** DATASET CONTENT follows **

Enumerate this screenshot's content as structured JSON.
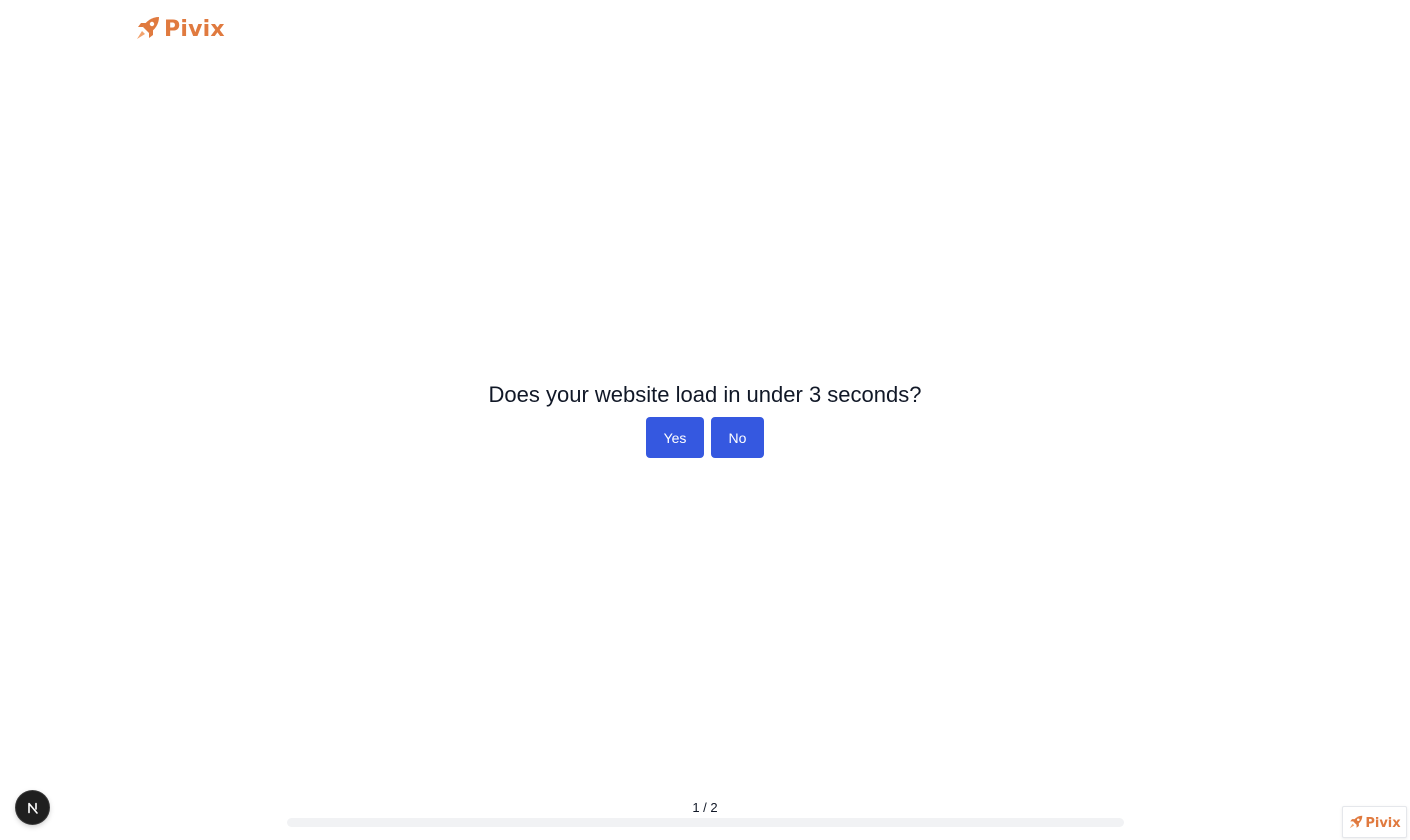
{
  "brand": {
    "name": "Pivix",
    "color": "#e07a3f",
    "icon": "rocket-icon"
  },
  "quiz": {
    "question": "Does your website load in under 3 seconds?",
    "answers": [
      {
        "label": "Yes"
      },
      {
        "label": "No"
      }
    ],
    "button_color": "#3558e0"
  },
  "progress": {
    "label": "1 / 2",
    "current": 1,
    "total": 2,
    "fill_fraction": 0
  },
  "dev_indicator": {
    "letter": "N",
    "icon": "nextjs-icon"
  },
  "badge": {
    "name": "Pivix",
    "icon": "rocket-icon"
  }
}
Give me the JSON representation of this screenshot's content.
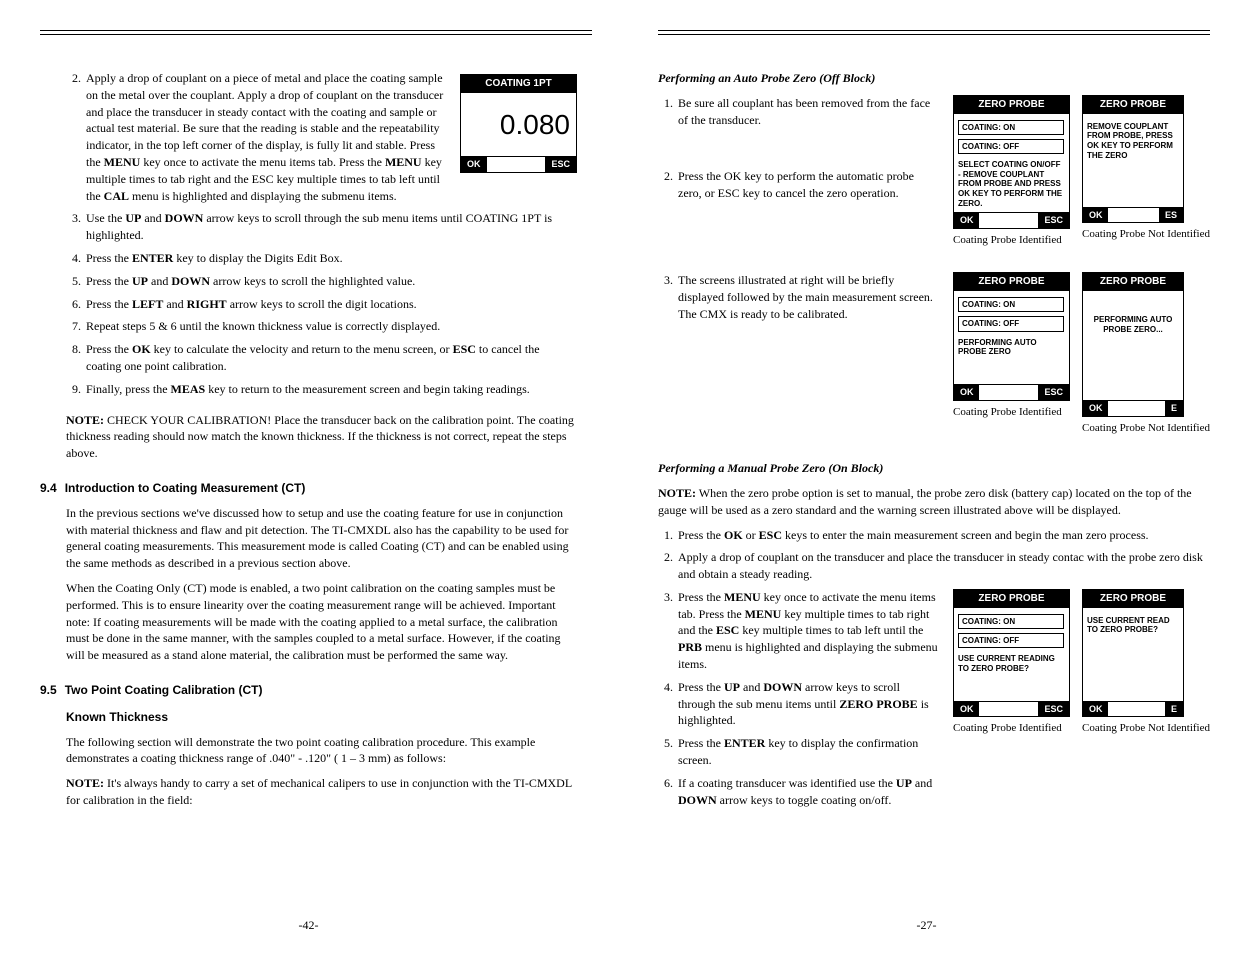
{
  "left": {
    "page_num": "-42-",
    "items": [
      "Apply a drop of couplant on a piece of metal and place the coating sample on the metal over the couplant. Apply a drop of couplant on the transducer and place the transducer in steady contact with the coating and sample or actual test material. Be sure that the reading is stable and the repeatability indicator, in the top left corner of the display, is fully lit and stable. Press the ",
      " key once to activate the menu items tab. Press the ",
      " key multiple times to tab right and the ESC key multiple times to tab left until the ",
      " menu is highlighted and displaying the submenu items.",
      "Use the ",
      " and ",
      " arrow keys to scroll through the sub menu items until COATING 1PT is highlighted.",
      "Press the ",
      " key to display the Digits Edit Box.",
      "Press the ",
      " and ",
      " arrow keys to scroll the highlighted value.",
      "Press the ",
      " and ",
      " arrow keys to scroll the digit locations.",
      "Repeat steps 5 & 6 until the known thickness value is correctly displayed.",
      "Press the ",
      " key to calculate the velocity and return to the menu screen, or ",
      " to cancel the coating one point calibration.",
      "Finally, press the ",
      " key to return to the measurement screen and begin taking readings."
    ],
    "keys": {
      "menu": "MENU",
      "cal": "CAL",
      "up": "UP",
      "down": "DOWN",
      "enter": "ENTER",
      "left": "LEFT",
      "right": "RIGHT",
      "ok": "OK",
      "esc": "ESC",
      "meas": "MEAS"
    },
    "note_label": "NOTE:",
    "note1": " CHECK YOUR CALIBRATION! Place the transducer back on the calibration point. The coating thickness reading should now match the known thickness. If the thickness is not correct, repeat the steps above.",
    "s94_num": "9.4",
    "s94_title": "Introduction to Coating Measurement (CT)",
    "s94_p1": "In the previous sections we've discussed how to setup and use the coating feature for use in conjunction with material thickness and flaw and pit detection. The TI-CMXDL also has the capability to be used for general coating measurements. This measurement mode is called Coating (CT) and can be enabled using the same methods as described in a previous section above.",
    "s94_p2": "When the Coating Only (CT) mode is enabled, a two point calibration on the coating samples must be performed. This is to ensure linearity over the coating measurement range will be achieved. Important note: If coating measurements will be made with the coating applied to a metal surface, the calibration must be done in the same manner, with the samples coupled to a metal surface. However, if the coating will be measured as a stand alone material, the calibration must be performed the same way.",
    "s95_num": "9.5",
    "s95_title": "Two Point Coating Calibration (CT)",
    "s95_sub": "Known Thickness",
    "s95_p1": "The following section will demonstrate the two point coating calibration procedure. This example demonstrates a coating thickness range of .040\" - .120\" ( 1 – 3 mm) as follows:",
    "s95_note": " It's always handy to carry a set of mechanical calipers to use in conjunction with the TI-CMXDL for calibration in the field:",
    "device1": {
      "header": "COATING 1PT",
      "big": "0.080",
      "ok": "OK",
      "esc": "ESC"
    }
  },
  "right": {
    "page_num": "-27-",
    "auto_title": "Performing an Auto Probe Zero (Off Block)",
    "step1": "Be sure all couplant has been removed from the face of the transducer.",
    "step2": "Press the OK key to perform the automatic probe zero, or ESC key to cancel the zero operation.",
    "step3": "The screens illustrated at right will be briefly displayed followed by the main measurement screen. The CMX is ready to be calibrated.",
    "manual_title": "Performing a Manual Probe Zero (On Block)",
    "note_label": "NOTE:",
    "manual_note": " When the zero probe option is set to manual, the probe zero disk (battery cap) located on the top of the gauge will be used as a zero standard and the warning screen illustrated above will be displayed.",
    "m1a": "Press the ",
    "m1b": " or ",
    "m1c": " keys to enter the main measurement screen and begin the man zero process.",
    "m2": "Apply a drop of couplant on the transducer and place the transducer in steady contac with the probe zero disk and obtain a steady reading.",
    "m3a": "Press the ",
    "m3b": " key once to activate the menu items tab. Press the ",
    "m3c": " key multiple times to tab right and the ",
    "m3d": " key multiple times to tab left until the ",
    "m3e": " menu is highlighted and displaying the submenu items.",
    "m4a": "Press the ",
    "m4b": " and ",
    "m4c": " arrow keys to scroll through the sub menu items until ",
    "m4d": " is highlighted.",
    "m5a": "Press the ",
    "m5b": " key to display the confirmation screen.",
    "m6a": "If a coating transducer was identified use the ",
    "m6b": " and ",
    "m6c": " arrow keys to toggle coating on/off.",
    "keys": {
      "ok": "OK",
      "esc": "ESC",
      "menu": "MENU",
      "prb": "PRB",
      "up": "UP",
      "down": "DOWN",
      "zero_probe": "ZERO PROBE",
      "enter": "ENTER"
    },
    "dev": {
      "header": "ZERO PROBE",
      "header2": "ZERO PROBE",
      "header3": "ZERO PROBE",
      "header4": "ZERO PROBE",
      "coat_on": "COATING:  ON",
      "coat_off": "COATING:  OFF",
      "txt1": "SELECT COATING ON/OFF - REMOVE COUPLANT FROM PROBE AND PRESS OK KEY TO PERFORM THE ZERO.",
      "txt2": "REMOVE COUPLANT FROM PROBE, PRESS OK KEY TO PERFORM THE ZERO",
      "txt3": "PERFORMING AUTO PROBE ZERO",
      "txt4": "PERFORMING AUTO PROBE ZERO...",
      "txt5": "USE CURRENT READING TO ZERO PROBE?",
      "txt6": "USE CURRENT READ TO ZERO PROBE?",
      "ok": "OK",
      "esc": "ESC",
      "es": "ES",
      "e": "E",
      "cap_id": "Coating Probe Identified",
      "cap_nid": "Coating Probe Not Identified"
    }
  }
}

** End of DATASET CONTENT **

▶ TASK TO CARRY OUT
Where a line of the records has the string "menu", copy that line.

▶ WRITTEN RESPONSE
      " key once to activate the menu items tab. Press the ",
      " menu is highlighted and displaying the submenu items.",
      " arrow keys to scroll through the sub menu items until COATING 1PT is highlighted.",
      " key to calculate the velocity and return to the menu screen, or ",
      "menu": "MENU",
    "m3b": " key once to activate the menu items tab. Press the ",
    "m3e": " menu is highlighted and displaying the submenu items.",
    "m4c": " arrow keys to scroll through the sub menu items until ",
      "menu": "MENU",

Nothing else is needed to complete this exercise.